* _Problem requirements_:
Images are to be dropped; everything else in the entries below must be copied exactly.

* _Data shown_:

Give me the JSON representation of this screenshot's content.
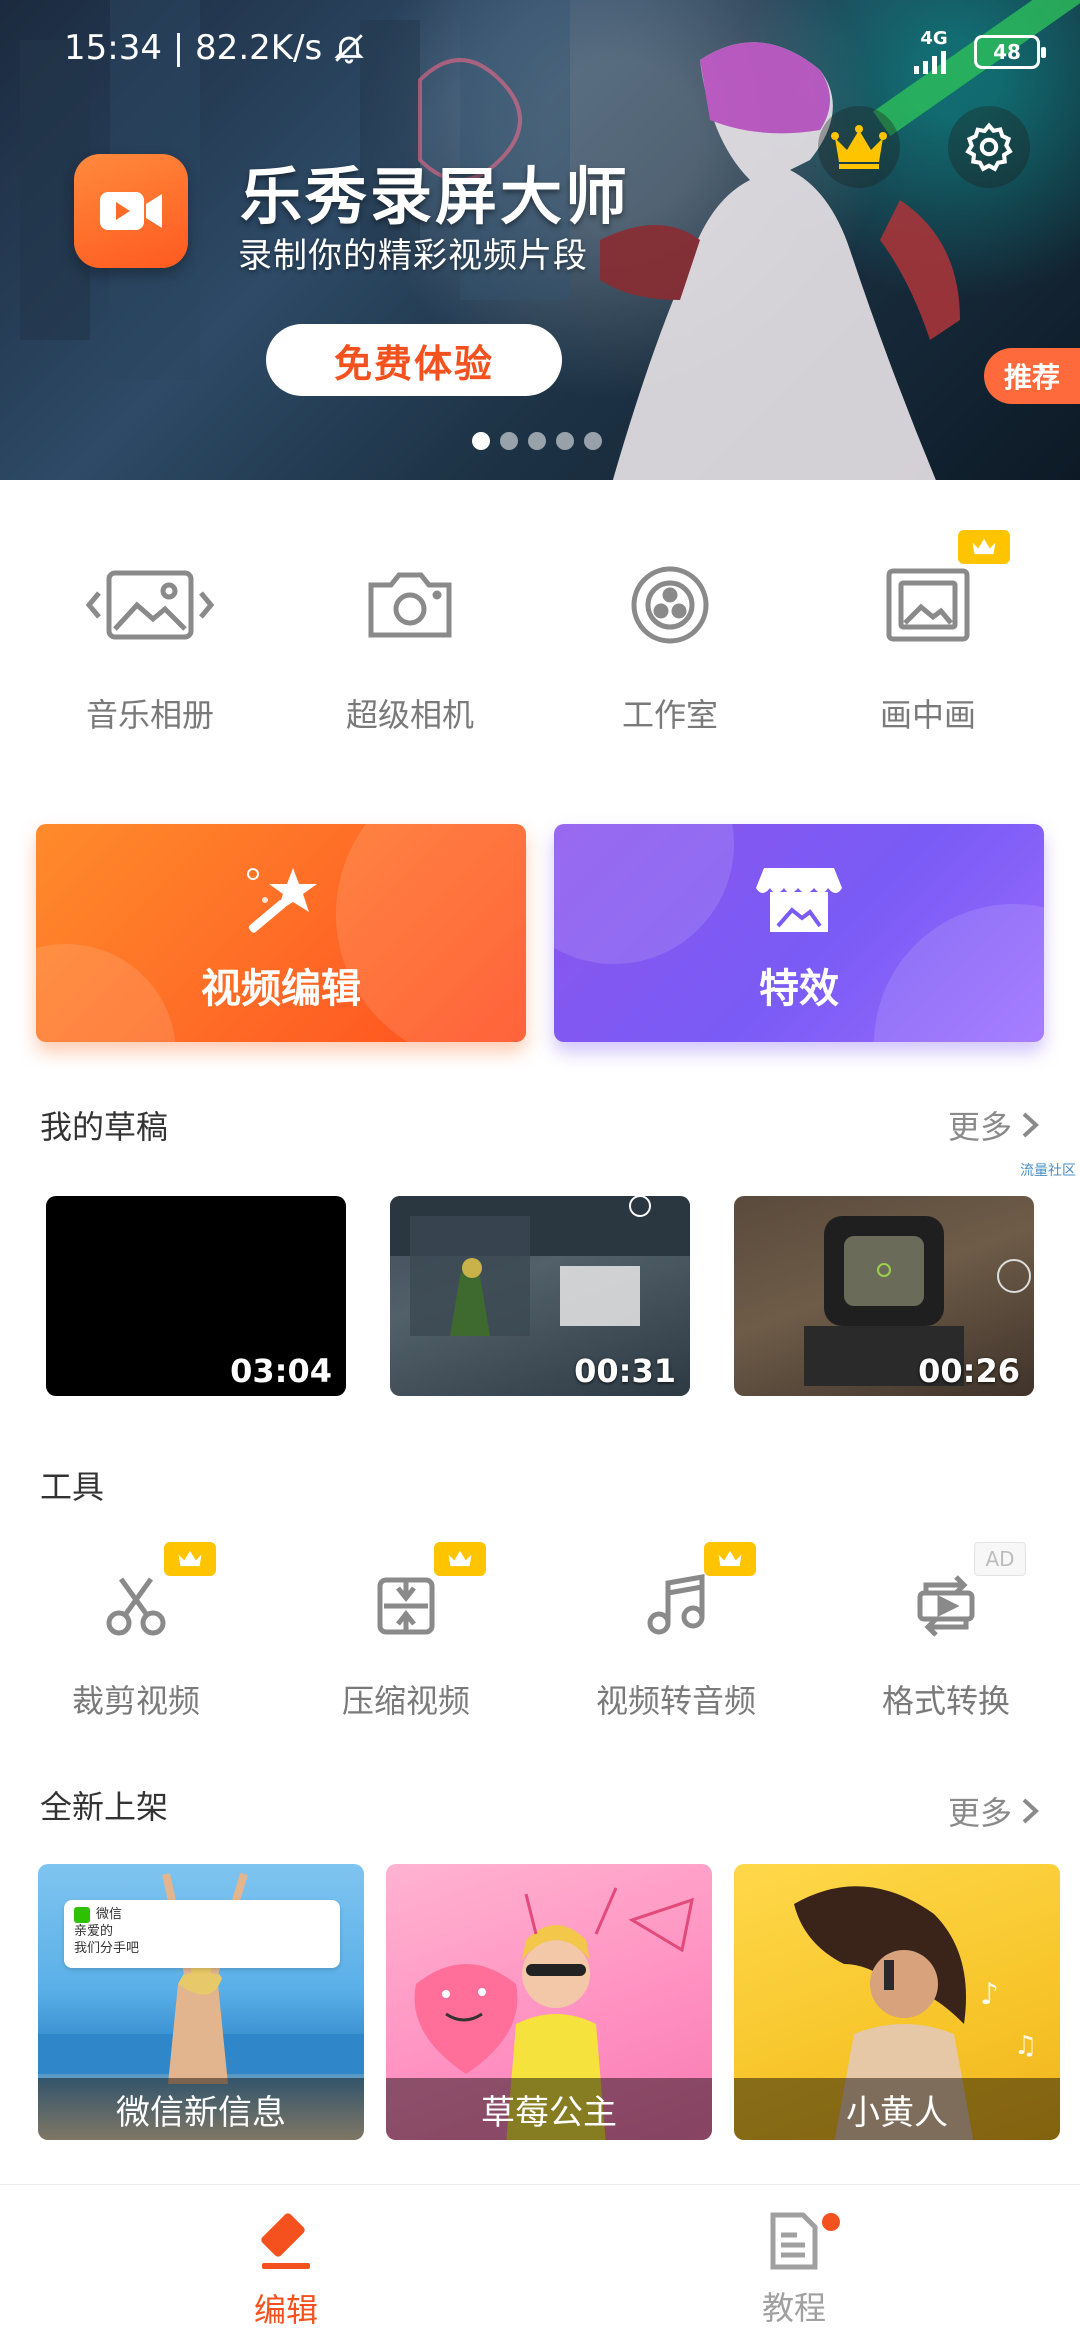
{
  "status_bar": {
    "time_speed": "15:34 | 82.2K/s",
    "network": "4G",
    "battery": "48"
  },
  "banner": {
    "title": "乐秀录屏大师",
    "subtitle": "录制你的精彩视频片段",
    "cta": "免费体验",
    "tag": "推荐",
    "active_dot": 0,
    "dot_count": 5
  },
  "quick_entries": [
    {
      "label": "音乐相册",
      "icon": "photo-slideshow-icon"
    },
    {
      "label": "超级相机",
      "icon": "camera-icon"
    },
    {
      "label": "工作室",
      "icon": "film-reel-icon"
    },
    {
      "label": "画中画",
      "icon": "picture-in-picture-icon",
      "vip": true
    }
  ],
  "cards": {
    "edit_label": "视频编辑",
    "effect_label": "特效"
  },
  "drafts": {
    "title": "我的草稿",
    "more": "更多",
    "side_ad": "流量社区",
    "items": [
      {
        "duration": "03:04"
      },
      {
        "duration": "00:31"
      },
      {
        "duration": "00:26"
      }
    ]
  },
  "tools": {
    "title": "工具",
    "items": [
      {
        "label": "裁剪视频",
        "icon": "scissors-icon",
        "vip": true
      },
      {
        "label": "压缩视频",
        "icon": "compress-icon",
        "vip": true
      },
      {
        "label": "视频转音频",
        "icon": "music-note-icon",
        "vip": true
      },
      {
        "label": "格式转换",
        "icon": "convert-icon",
        "badge": "AD"
      }
    ]
  },
  "new_arrivals": {
    "title": "全新上架",
    "more": "更多",
    "items": [
      {
        "label": "微信新信息",
        "note_app": "微信",
        "note_line1": "亲爱的",
        "note_line2": "我们分手吧"
      },
      {
        "label": "草莓公主"
      },
      {
        "label": "小黄人"
      }
    ]
  },
  "bottom_nav": {
    "edit": "编辑",
    "tutorial": "教程"
  },
  "colors": {
    "accent": "#f4511e",
    "purple": "#7a5bf5",
    "vip_gold": "#ffc400"
  }
}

* _Answer area_:
Give me the JSON representation of this screenshot's content.
{
  "status_bar": {
    "time_speed": "15:34 | 82.2K/s",
    "network": "4G",
    "battery": "48"
  },
  "banner": {
    "title": "乐秀录屏大师",
    "subtitle": "录制你的精彩视频片段",
    "cta": "免费体验",
    "tag": "推荐",
    "active_dot": 0,
    "dot_count": 5
  },
  "quick_entries": [
    {
      "label": "音乐相册",
      "icon": "photo-slideshow-icon"
    },
    {
      "label": "超级相机",
      "icon": "camera-icon"
    },
    {
      "label": "工作室",
      "icon": "film-reel-icon"
    },
    {
      "label": "画中画",
      "icon": "picture-in-picture-icon",
      "vip": true
    }
  ],
  "cards": {
    "edit_label": "视频编辑",
    "effect_label": "特效"
  },
  "drafts": {
    "title": "我的草稿",
    "more": "更多",
    "side_ad": "流量社区",
    "items": [
      {
        "duration": "03:04"
      },
      {
        "duration": "00:31"
      },
      {
        "duration": "00:26"
      }
    ]
  },
  "tools": {
    "title": "工具",
    "items": [
      {
        "label": "裁剪视频",
        "icon": "scissors-icon",
        "vip": true
      },
      {
        "label": "压缩视频",
        "icon": "compress-icon",
        "vip": true
      },
      {
        "label": "视频转音频",
        "icon": "music-note-icon",
        "vip": true
      },
      {
        "label": "格式转换",
        "icon": "convert-icon",
        "badge": "AD"
      }
    ]
  },
  "new_arrivals": {
    "title": "全新上架",
    "more": "更多",
    "items": [
      {
        "label": "微信新信息",
        "note_app": "微信",
        "note_line1": "亲爱的",
        "note_line2": "我们分手吧"
      },
      {
        "label": "草莓公主"
      },
      {
        "label": "小黄人"
      }
    ]
  },
  "bottom_nav": {
    "edit": "编辑",
    "tutorial": "教程"
  },
  "colors": {
    "accent": "#f4511e",
    "purple": "#7a5bf5",
    "vip_gold": "#ffc400"
  }
}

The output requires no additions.